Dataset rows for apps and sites

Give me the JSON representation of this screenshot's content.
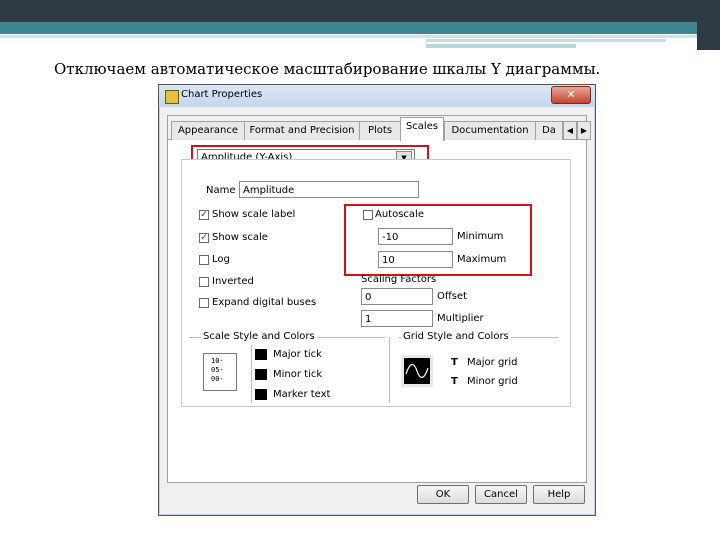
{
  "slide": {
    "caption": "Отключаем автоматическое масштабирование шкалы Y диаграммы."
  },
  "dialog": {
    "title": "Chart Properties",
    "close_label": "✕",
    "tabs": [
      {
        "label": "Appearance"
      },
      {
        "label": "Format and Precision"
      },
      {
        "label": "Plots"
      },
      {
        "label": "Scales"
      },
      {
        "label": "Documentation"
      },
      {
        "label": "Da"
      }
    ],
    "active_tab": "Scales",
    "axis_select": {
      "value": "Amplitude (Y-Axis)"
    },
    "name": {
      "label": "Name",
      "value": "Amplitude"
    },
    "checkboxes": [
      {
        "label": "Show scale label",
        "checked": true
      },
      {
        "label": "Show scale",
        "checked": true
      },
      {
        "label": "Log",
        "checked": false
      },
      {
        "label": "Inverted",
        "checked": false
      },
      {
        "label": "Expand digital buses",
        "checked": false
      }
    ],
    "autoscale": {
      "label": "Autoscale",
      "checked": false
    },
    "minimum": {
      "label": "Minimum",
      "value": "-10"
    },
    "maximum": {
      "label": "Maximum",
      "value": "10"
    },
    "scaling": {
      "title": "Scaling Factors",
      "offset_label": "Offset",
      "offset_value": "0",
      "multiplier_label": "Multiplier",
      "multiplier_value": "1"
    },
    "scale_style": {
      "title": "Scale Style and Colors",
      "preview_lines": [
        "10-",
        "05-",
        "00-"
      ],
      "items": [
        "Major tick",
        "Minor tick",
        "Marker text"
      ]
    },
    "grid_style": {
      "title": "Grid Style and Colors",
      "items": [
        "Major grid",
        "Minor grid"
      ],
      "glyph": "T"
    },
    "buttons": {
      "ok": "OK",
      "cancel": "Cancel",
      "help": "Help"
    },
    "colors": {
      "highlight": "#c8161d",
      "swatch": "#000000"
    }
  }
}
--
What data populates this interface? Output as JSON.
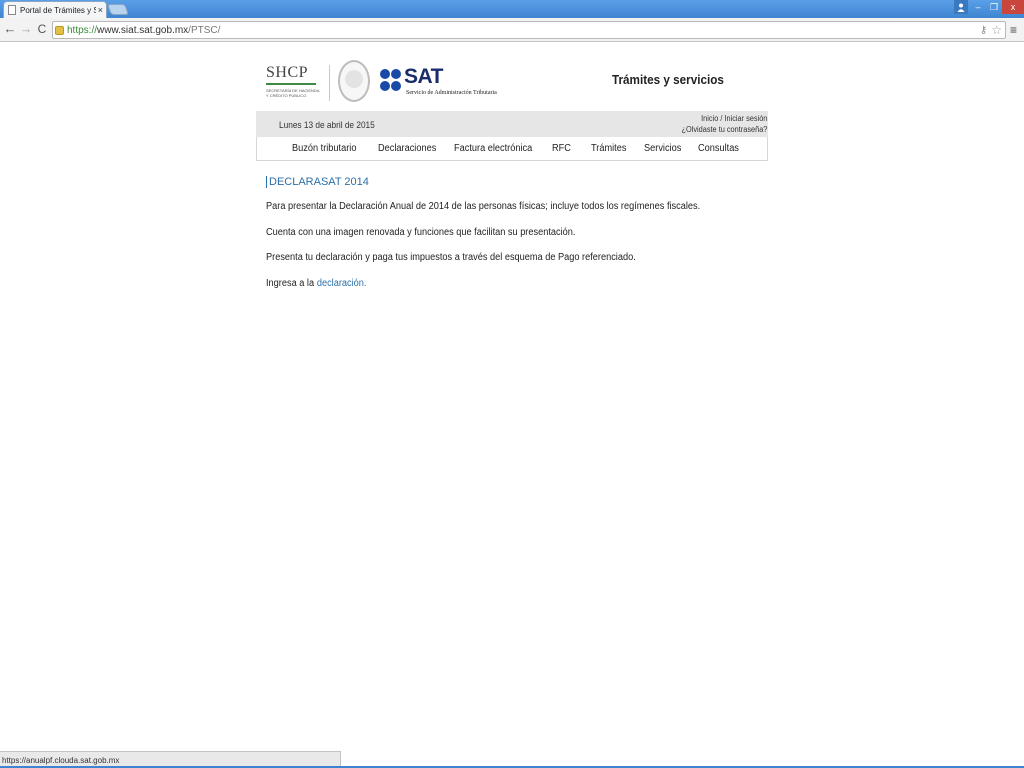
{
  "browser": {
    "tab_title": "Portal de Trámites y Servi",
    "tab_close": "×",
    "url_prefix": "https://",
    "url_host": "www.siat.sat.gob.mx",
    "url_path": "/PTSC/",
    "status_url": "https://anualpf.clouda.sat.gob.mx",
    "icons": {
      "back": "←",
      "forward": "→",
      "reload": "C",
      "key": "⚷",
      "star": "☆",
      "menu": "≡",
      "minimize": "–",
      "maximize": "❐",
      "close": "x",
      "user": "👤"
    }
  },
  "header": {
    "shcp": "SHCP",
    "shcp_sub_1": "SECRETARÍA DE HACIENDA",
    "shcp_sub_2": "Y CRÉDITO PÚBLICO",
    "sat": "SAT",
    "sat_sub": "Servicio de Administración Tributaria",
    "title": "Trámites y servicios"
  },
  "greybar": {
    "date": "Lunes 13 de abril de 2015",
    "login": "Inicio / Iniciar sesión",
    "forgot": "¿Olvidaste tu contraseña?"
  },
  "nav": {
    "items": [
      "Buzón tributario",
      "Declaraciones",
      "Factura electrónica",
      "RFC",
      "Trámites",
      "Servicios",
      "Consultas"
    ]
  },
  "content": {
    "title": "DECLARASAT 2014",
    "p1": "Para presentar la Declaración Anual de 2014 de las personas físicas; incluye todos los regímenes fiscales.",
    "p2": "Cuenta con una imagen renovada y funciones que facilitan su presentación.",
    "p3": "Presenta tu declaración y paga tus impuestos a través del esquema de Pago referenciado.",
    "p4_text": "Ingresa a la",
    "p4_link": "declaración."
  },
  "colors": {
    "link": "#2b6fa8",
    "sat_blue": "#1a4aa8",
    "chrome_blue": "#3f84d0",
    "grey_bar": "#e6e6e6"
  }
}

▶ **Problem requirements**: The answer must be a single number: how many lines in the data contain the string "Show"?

▶ **Reply to the exercise**: 2